> **Instructions to follow**
Exact copies of all the records are the expected output.

[Extracted data entries]
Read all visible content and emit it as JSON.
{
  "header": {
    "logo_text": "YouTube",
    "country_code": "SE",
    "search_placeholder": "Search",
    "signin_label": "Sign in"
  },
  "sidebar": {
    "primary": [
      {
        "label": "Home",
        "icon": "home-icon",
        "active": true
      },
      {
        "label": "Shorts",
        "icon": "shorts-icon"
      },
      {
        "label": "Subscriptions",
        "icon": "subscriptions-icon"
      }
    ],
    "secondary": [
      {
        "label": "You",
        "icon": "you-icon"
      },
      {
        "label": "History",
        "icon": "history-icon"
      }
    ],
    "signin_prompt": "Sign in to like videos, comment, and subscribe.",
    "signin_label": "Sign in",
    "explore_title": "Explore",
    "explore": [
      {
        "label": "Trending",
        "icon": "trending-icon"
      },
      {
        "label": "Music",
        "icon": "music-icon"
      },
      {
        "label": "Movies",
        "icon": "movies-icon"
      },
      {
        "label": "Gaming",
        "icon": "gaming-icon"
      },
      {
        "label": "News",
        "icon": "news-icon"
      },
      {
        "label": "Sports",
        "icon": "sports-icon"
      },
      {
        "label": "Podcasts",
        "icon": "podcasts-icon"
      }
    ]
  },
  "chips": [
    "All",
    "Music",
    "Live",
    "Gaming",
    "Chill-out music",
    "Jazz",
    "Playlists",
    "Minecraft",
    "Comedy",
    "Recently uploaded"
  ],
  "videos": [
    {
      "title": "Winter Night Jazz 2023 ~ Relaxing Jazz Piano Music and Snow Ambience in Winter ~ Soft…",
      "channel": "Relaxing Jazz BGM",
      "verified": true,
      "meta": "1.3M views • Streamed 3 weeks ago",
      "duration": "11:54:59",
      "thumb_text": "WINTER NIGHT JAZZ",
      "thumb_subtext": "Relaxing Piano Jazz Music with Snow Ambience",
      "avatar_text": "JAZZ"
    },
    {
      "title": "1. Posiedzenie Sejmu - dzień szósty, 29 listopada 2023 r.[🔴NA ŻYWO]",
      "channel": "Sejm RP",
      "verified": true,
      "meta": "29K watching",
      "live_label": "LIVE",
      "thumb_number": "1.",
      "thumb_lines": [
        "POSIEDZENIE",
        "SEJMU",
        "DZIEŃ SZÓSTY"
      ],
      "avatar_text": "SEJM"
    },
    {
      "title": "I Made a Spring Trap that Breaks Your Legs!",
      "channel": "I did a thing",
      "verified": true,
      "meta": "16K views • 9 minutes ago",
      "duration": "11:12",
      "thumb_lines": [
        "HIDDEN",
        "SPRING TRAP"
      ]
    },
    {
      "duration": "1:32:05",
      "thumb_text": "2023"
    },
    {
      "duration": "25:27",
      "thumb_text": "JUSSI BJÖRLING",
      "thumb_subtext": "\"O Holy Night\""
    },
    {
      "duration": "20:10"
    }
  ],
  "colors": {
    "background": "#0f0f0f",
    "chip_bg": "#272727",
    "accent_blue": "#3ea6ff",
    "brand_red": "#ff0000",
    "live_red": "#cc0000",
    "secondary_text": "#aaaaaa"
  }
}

> **Answer for this exercise**
Read all visible content and emit it as JSON.
{
  "header": {
    "logo_text": "YouTube",
    "country_code": "SE",
    "search_placeholder": "Search",
    "signin_label": "Sign in"
  },
  "sidebar": {
    "primary": [
      {
        "label": "Home",
        "icon": "home-icon",
        "active": true
      },
      {
        "label": "Shorts",
        "icon": "shorts-icon"
      },
      {
        "label": "Subscriptions",
        "icon": "subscriptions-icon"
      }
    ],
    "secondary": [
      {
        "label": "You",
        "icon": "you-icon"
      },
      {
        "label": "History",
        "icon": "history-icon"
      }
    ],
    "signin_prompt": "Sign in to like videos, comment, and subscribe.",
    "signin_label": "Sign in",
    "explore_title": "Explore",
    "explore": [
      {
        "label": "Trending",
        "icon": "trending-icon"
      },
      {
        "label": "Music",
        "icon": "music-icon"
      },
      {
        "label": "Movies",
        "icon": "movies-icon"
      },
      {
        "label": "Gaming",
        "icon": "gaming-icon"
      },
      {
        "label": "News",
        "icon": "news-icon"
      },
      {
        "label": "Sports",
        "icon": "sports-icon"
      },
      {
        "label": "Podcasts",
        "icon": "podcasts-icon"
      }
    ]
  },
  "chips": [
    "All",
    "Music",
    "Live",
    "Gaming",
    "Chill-out music",
    "Jazz",
    "Playlists",
    "Minecraft",
    "Comedy",
    "Recently uploaded"
  ],
  "videos": [
    {
      "title": "Winter Night Jazz 2023 ~ Relaxing Jazz Piano Music and Snow Ambience in Winter ~ Soft…",
      "channel": "Relaxing Jazz BGM",
      "verified": true,
      "meta": "1.3M views • Streamed 3 weeks ago",
      "duration": "11:54:59",
      "thumb_text": "WINTER NIGHT JAZZ",
      "thumb_subtext": "Relaxing Piano Jazz Music with Snow Ambience",
      "avatar_text": "JAZZ"
    },
    {
      "title": "1. Posiedzenie Sejmu - dzień szósty, 29 listopada 2023 r.[🔴NA ŻYWO]",
      "channel": "Sejm RP",
      "verified": true,
      "meta": "29K watching",
      "live_label": "LIVE",
      "thumb_number": "1.",
      "thumb_lines": [
        "POSIEDZENIE",
        "SEJMU",
        "DZIEŃ SZÓSTY"
      ],
      "avatar_text": "SEJM"
    },
    {
      "title": "I Made a Spring Trap that Breaks Your Legs!",
      "channel": "I did a thing",
      "verified": true,
      "meta": "16K views • 9 minutes ago",
      "duration": "11:12",
      "thumb_lines": [
        "HIDDEN",
        "SPRING TRAP"
      ]
    },
    {
      "duration": "1:32:05",
      "thumb_text": "2023"
    },
    {
      "duration": "25:27",
      "thumb_text": "JUSSI BJÖRLING",
      "thumb_subtext": "\"O Holy Night\""
    },
    {
      "duration": "20:10"
    }
  ],
  "colors": {
    "background": "#0f0f0f",
    "chip_bg": "#272727",
    "accent_blue": "#3ea6ff",
    "brand_red": "#ff0000",
    "live_red": "#cc0000",
    "secondary_text": "#aaaaaa"
  }
}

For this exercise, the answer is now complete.